Asked recently about the Senate proposal, Daniels responded: “I can only applaud something that is going to reduce smoking and all the costly consequences of it.”
Even some smokers say fighting a tobacco tax, especially one that would bring medical care to children, is an uphill battle.
“Obviously cigarette buyers are an easy target,” said Steven Durose of Tarzana, a pack-a-day smoker who works as a mortgage broker. “If you are looking for public support, you are going to put smokers on one side of the aisle and kids on the other.
“I don’t enjoy being singled out,” he said. “There are a lot of products out there that are bad for your health besides cigarettes.”
Public health advocates say a stiff tax increase is exactly what’s needed -- the economic equivalent of shock therapy -- to convince smokers to quit and reduce the cost to themselves and society of lung cancer, emphysema and other smoking-related illnesses.
“If they only increase taxes by a little bit, the cigarette companies can monkey around with prices and promotions, and it will get lost in the shuffle, and no smoking behavior will be changed,” said Eric Lindblom, research director for the Campaign for Tobacco-Free Kids. Teenagers are particularly likely to be deterred from smoking by higher taxes, he said.
At issue is legislation to renew and expand the State Children’s Health Insurance Program, a popular and successful partnership between Washington and the states, which provides coverage for about 6 million children of low-income working parents. In California, the program is known as Healthy Families. Renewing the program is considered the most important healthcare decision Washington faces this year.
Both the House and Senate plans are expected to see floor action next week.
The last change in federal cigarette taxes came 10 years ago, when Congress passed a two-step increase, raising it 10 cents in 2000 and 5 cents more in 2002. That brought the tax from 24 cents in 1997 to the current rate of 39 cents a pack.
Many smokers have not yet heard about the proposal to make them pay more for their habit. When told about it, most react negatively, although some say it might nudge them to quit.

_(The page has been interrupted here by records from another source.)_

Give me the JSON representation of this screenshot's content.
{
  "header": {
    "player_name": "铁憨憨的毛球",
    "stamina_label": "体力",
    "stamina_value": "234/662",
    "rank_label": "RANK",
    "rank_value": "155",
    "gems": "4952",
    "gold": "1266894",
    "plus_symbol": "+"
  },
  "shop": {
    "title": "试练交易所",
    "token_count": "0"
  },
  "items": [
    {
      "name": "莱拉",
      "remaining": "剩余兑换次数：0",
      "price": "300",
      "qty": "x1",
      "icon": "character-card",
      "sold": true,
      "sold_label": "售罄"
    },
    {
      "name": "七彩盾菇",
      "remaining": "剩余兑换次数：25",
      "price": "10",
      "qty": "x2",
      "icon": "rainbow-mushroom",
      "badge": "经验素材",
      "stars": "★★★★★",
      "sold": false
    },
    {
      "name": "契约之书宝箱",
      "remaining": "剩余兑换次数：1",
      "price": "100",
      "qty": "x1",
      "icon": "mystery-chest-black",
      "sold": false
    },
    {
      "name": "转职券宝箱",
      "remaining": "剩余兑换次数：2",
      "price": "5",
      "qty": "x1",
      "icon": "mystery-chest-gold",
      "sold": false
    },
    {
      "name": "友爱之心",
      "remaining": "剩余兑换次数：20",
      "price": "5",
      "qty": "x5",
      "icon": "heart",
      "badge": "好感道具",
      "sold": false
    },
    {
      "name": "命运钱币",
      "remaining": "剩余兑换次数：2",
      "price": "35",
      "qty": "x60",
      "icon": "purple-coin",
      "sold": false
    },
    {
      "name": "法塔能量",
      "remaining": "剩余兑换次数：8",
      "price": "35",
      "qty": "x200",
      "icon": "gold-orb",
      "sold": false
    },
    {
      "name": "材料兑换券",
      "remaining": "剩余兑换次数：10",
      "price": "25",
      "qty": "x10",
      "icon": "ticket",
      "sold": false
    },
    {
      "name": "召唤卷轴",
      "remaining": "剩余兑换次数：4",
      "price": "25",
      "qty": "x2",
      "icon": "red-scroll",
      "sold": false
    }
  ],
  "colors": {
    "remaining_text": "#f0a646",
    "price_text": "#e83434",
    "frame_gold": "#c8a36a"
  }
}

Marilyn Epps, a preschool teacher from Washington, D.C., said a $1-a-pack tax would hurt, particular on days when she was stressed and bought two or three packs, what she called her “safety net.”
Epps pays about $5 a pack now. “If it went up to $6, I would quit,” she said.
Epps said she was skeptical the government would really use the money for children’s health insurance. However, she added, “I think it would be all right -- if it is being used for children. I’d be for it.”
Tobacco companies say their products already carry a disproportionate share of taxes -- both state and federal levies as well as the cost of funding the massive 1998 settlement between tobacco companies and attorneys general in 46 states, including California.
But public health advocates say revenue from such taxes doesn’t come near the cost to Medicare and other government programs for treating smoking-related illnesses.
Because the number of Americans who smoke -- now about one in five adults -- is slowly but steadily declining, the companies also question the logic of tapping tobacco to pay for healthcare.
“You are looking at taking a declining source of revenue and using it to fund a program that is growing,” said John Singleton, a spokesman for R.J. Reynolds. “At some point you are going to reach an impasse where the money is not going to be there. For long-term sustainability, you have to look at broader funding.”
Some independent economists agree with that assessment but note that Congress is only voting to extend the children’s program for five years.
“Using [tobacco taxes] as a long-term strategy to pay for healthcare is problematic because you’re setting up two conflicting goals: If you can get everybody to stop smoking, you’ll lose your revenue source,” said Kim Rueben of the nonpartisan Urban Institute.
But, “as an interim solution, I think this is better than many other possibilities, because it is feasible to get it passed,” she said.